** Exercise instructions **
Every line below that mentions the word "accel" should be copied out.

(Dataset rows describing interfaces)
-- Opening Marker --

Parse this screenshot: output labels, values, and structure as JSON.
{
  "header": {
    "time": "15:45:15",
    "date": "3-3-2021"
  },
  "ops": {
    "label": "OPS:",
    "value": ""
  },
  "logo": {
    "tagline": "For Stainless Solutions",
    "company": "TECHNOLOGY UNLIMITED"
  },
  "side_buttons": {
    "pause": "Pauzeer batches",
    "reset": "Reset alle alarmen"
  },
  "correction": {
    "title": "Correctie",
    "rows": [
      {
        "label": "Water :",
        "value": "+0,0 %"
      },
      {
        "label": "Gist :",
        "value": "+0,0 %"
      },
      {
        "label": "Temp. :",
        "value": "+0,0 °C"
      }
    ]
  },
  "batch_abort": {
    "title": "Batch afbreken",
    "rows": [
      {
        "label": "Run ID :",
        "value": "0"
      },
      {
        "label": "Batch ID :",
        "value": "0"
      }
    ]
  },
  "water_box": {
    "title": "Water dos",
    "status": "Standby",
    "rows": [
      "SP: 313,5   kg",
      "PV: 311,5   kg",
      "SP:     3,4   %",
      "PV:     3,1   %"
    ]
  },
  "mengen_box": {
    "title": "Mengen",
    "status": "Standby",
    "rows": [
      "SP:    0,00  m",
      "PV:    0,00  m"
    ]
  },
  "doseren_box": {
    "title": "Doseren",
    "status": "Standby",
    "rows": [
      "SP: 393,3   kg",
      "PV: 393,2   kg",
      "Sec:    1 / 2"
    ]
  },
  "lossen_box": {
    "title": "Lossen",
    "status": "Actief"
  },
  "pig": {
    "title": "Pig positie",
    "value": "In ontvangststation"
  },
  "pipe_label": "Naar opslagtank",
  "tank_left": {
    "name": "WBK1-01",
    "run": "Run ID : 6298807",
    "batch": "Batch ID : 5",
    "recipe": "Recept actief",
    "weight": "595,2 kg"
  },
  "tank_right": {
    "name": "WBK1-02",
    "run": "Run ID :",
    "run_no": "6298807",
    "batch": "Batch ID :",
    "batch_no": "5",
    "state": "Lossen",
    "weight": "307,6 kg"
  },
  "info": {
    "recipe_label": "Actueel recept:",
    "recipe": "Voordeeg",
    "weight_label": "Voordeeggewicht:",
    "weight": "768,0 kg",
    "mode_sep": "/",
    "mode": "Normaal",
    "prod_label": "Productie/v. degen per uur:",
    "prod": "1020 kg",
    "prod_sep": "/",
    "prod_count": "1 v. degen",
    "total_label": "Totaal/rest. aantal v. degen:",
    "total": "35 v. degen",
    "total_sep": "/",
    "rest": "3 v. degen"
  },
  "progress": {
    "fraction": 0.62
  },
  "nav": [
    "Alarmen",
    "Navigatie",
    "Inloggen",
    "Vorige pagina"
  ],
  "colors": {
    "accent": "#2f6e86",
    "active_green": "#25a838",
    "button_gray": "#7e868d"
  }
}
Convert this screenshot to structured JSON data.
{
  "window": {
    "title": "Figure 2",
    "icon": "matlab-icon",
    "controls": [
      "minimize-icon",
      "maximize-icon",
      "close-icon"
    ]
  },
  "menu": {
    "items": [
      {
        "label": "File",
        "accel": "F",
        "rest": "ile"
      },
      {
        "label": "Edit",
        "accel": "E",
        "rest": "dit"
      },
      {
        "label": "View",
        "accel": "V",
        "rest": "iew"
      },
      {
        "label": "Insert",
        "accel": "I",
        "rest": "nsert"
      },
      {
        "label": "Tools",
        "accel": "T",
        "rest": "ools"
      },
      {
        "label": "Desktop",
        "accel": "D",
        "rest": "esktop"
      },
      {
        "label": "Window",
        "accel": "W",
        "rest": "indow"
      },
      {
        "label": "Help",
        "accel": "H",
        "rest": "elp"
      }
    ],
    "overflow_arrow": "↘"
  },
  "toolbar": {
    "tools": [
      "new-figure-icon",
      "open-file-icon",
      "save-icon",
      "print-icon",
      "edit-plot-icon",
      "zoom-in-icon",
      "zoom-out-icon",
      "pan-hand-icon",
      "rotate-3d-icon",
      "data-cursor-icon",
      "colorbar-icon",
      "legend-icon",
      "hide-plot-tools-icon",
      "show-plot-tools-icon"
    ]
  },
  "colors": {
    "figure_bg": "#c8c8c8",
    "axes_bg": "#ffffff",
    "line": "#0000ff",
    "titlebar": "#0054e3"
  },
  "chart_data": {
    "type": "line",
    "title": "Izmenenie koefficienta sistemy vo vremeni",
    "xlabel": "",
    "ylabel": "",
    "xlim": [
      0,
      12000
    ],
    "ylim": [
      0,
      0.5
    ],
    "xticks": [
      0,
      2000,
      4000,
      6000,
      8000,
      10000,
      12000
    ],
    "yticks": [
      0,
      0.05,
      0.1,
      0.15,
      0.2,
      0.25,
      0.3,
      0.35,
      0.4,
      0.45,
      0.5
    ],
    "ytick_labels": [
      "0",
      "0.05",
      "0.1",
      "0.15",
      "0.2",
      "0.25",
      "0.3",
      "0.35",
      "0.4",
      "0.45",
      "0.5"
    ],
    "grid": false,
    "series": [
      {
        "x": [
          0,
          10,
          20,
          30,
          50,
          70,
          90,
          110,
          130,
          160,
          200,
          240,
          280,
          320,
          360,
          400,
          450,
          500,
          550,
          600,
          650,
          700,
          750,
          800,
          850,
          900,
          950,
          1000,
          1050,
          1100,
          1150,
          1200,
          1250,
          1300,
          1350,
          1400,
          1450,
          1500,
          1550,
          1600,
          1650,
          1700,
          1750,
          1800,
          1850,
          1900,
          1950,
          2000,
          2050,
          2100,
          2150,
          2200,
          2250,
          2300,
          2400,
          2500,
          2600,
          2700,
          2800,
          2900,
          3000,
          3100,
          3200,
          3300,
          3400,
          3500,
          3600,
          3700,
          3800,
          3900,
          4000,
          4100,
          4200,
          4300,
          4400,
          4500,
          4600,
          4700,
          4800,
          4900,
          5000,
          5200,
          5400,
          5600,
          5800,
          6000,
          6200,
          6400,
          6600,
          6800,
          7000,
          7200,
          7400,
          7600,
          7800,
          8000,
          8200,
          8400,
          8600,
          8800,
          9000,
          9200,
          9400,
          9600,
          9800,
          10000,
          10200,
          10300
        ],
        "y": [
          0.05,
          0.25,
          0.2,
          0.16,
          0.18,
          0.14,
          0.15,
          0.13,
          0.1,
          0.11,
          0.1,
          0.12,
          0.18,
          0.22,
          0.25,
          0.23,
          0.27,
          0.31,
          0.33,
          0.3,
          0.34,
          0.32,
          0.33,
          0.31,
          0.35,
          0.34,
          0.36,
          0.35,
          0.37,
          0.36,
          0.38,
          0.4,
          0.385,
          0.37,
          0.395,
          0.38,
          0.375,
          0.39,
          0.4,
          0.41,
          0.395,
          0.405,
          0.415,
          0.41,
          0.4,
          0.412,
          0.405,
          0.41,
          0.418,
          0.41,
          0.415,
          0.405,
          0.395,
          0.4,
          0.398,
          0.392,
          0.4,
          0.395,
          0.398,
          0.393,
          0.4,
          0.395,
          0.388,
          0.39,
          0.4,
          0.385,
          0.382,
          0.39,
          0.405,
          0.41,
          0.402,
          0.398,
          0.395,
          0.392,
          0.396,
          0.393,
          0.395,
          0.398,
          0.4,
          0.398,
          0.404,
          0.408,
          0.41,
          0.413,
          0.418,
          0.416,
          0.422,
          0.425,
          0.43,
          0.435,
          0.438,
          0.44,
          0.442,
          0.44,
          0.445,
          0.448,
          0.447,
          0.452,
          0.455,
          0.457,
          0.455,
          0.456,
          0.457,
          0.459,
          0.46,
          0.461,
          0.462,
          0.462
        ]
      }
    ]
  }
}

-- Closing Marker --

** Response to this task **
        "accel": "F",
        "accel": "E",
        "accel": "V",
        "accel": "I",
        "accel": "T",
        "accel": "D",
        "accel": "W",
        "accel": "H",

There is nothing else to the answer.